The person who sent the picture to Stomp wrote:
"This poor man was seen lying slumped against the wall at the escalator below Tangs at the underpass leading to Orchard MRT.

“My wife and myself had helped him up a staircase earlier near Tangs as he was limping heavily. He then thanked us and took a rest outside Tangs.”

"Half an hour later, he was on the ground and pleading for help after trying to make his way home. My wife, who is nurse, immediately ran over to help. It seemed that he had fallen down a flight of stairs earlier on.

"No one had bothered to help him when he fell again. He was writhing in pain and was in tears and no one bothered to help him.

"We then alerted SCDF as he had a probable fracture and could not move any further.

"Can you imagine the human traffic flow in the underpass on a Sunday evening? Crowded and yet Singaporeans just continued to pass by totally ignoring his pleas for help.

"The only human that day was a lone foreign worker who had ran off to the MRT control station to seek help.

"Even the MRT staff left the situation to my wife, probably as it wasn't on SMRT grounds.

"When a Ferrari driven by a foreigner crashes, the whole nation comes together blasting the driver.

"When a fellow citizen is down and in need of urgent medical assistance, a blue-collar foreign worker comes to his rescue.

"The best part, countless number people just looked and walked past.

"Where are you, Singaporeans? Minding your own business?"

Whoa! Why do I feel like I’m being scolded?

Yes, I was minding my own business because that was what I had been told to do several times in the past (and rather curtly too). No one has ever said to me: “Don’t mind your own business. Go and mind other people’s business.”

But if I had known the man was injured or heard his “pleas for help”, I would’ve minded his business.

But if I see that someone else is with him, I would assume he was already helped and my assistance is no longer required.

And how did this minor incident become another Singaporeans-versus-foreigners issue?

I find it more troubling that someone would take a picture of the injured man just to send it to Stomp to make the point.
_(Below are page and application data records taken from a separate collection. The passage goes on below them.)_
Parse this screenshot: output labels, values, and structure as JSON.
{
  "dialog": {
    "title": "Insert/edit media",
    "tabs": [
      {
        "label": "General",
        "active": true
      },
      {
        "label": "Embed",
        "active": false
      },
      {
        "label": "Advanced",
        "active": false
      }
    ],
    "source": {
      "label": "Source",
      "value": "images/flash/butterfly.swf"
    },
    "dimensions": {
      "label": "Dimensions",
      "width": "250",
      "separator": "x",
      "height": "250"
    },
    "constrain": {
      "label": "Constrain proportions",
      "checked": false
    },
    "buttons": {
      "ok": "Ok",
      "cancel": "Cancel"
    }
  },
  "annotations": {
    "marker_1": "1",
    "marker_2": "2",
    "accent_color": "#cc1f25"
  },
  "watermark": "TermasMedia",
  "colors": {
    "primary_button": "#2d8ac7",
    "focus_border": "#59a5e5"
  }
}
I’m already avoiding sitting on the MRT train lest someone sends a picture of me not giving up my seat to Stomp and accuses me of being unchivalrous.

Now it seems I have to avoid Orchard Road’s treacherous tunnels as well.
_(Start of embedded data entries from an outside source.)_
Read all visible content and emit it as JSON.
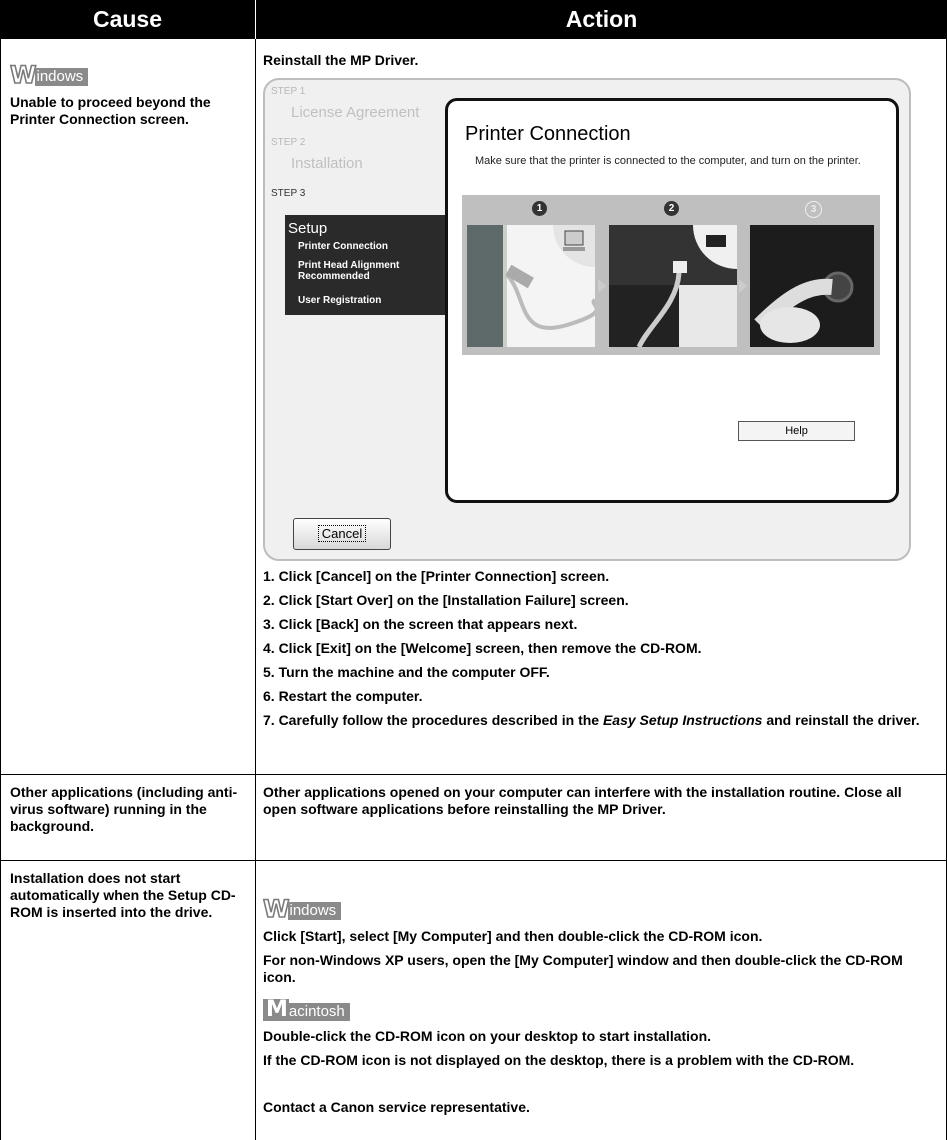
{
  "header": {
    "cause": "Cause",
    "action": "Action"
  },
  "os_labels": {
    "windows_big": "W",
    "windows_rest": "indows",
    "mac_big": "M",
    "mac_rest": "acintosh"
  },
  "row1": {
    "cause": "Unable to proceed beyond the Printer Connection screen.",
    "action_title": "Reinstall the MP Driver.",
    "screenshot": {
      "step1": "STEP 1",
      "step1_label": "License Agreement",
      "step2": "STEP 2",
      "step2_label": "Installation",
      "step3": "STEP 3",
      "setup_title": "Setup",
      "setup_items": [
        "Printer Connection",
        "Print Head Alignment Recommended",
        "User Registration"
      ],
      "dialog_title": "Printer Connection",
      "dialog_text": "Make sure that the printer is connected to the computer, and turn on the printer.",
      "numbers": [
        "1",
        "2",
        "3"
      ],
      "help_button": "Help",
      "cancel_button": "Cancel"
    },
    "steps": [
      "1. Click [Cancel] on the [Printer Connection] screen.",
      "2. Click [Start Over] on the [Installation Failure] screen.",
      "3. Click [Back] on the screen that appears next.",
      "4. Click [Exit] on the [Welcome] screen, then remove the CD-ROM.",
      "5. Turn the machine and the computer OFF.",
      "6. Restart the computer."
    ],
    "step7_a": "7. Carefully follow the procedures described in the ",
    "step7_italic": "Easy Setup Instructions",
    "step7_b": " and reinstall the driver."
  },
  "row2": {
    "cause": "Other applications (including anti-virus software) running in the background.",
    "action": "Other applications opened on your computer can interfere with the installation routine. Close all open software applications before reinstalling the MP Driver."
  },
  "row3": {
    "cause": "Installation does not start automatically when the Setup CD-ROM is inserted into the drive.",
    "windows_1": "Click [Start], select [My Computer] and then double-click the CD-ROM icon.",
    "windows_2": "For non-Windows XP users, open the [My Computer] window and then double-click the CD-ROM icon.",
    "mac_1": "Double-click the CD-ROM icon on your desktop to start installation.",
    "mac_2": "If the CD-ROM icon is not displayed on the desktop, there is a problem with the CD-ROM.",
    "mac_3": "Contact a Canon service representative."
  }
}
- Published in The New Paper, 27 May 2012

Hello there

I read ur article this morning.

It is rather weird that no one stopped to help the injured man. There was no signs of him asking alms or him playing any instrument. How can the crowd be so blind? and that too on a Sunday where Orchard is packed like a can of tuna?

I have been noticing this from young that Singaporeans always put a blind eye when their help is needed. Why? Are all Singaporeans suffering from self esteem issues or are they just heartless?

When a hp rings in the MRT or when someone accidentally drops something, everyone stares at that person. It is just so silly. It is so embarassing that Singaporeans behave in such a uncivilised way.

Another issue i would like to bring about. Singapore is being defined as a diverse, multi-cultural country. I totally disagree.

I have witnessed people giving up their seats to a Chinese old lady but not to an Indian man or lady. So may i ask you, will u help someone with a different race? I hope your answer is yes.

U state in the article that you have been taught to mind your own business. So, you would turn a blind eye when someone is injured or crying in pain? We should never assume that if someone else is with him, then he is safe. We should always be vigilant as that person might one day be our loved ones.

Regarding the Ferrari accident, Singaporeans are just using this as an excuse to drive PRcs out of Singapore. Not all of them are concerned with the taxi driver's death.

It is high time that Singaporeans wake up and realize that humanity is above all values.

I just wanted to express my views.

And one more question before i end. Why is this article under humour? I really do not find anything humorous about a man getting injured.

Reshmel Gill

MY REPLY: Agreed, there's nothing humourous about a man getting injured. But I think there's something peculiar (if not exactly humorous) about people taking a picture of an injured man and sending it to Stomp.